The new chair of the Oklahoma City Public Schools Board of Education is still uncertain if a problem exists with the 2007 bond issue.
"I really don't know if there is a problem," said board chairwoman Angela Monson.
Before her election to the board chairman position in February, district officials were warning of serious issues with the 2007 bond. Oklahoma City schools Superintendent Karl Springer announced in December that a new examination of the bonds found a shortfall of $40 million. Springer explained money would run out before the all of the projects would be completed.
In October of 2007, school patrons approved four bond proposals totaling more than $200 million. The bonds covered items such as new gymnasiums, school buses and computers.
Springer said the construction plan was based on a five-year timeline, but that the funding plan was based on 10 years. He also said the projects could not be stretched out to 10 years because of rising inflation costs which were not calculated when presenting the bonds to the public for a vote. He suggested leaving three of the four bond issues alone, allowing them to be sold and used for their intended purposes, but that the main bond issue for construction be put on hold.
But Monson is skeptical at this point.

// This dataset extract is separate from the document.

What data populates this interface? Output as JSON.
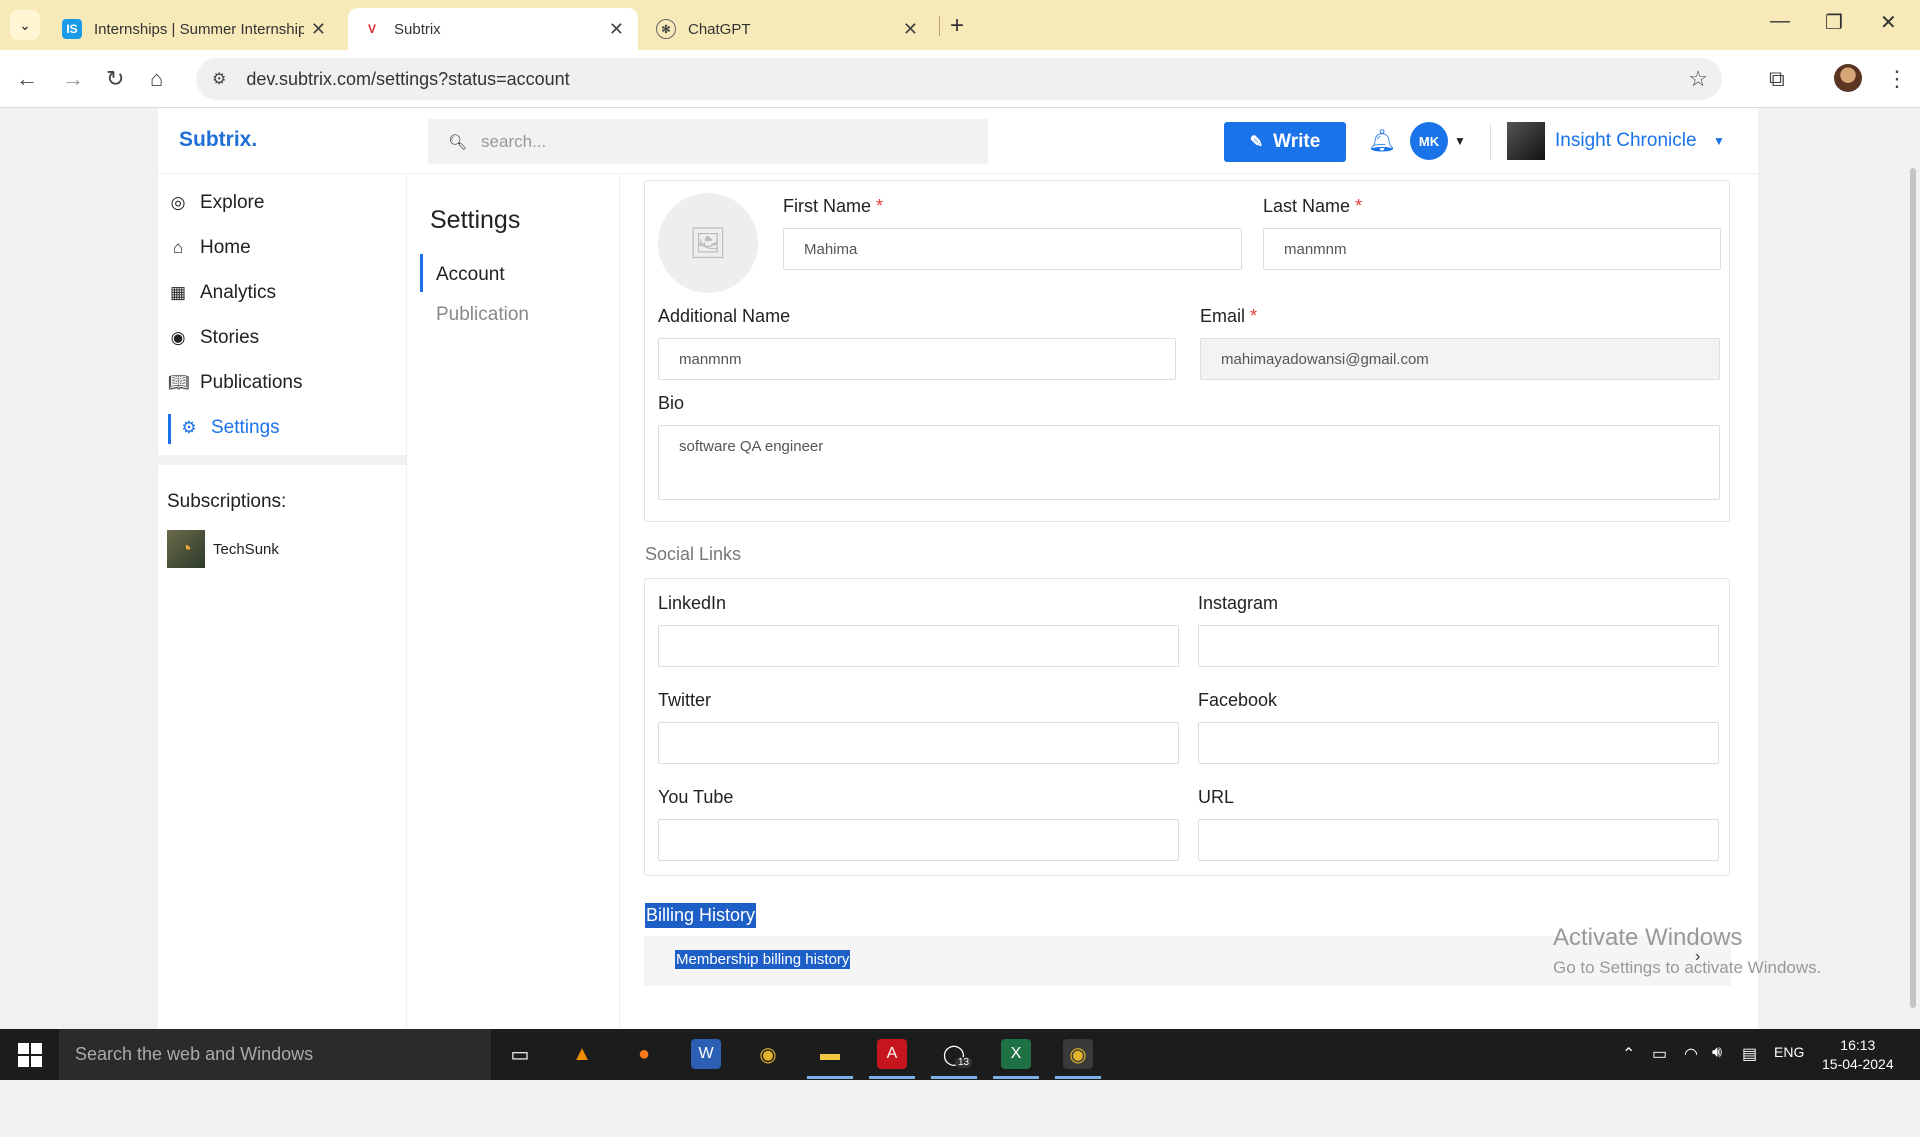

"Assuming we have that list and some amount, and I can't imagine us not taking into account inflation, I would be really surprised if we made a big error," she said. "But I have not yet seen the numbers. I've asked for that and I'm waiting for that."
Former school board chairman Kirk Humphreys agreed with Springer and came up with a plan to fulfill the construction phase of the bond issue. Humphreys suggested tapping into unused bonding capacity, along with extending the maturity of the bonds, to help get the numbers to add up.
But a week after Humphreys presented his solution, he lost his election bid for the board chair to Monson.
The new chair said, as of now, that plan is on hold.
"I know we sold some bonds issued," Monson said. "And we pretty much have all that money still. If we didn't have enough money, certainly we wouldn't have sold $24 million in bonds, which leads me to question to what extent there has been agreement on certain projects."
She is not the only one skeptical of the district's position. Cliff Hudson, who chaired the school board before Humphreys, told Oklahoma Gazette in February he believes the bond numbers are on solid ground.
"I have never felt that the 2007 program would not work," Hudson said.
The board is not scheduled to take up the matter at its next meeting on March 23. "Scott Cooper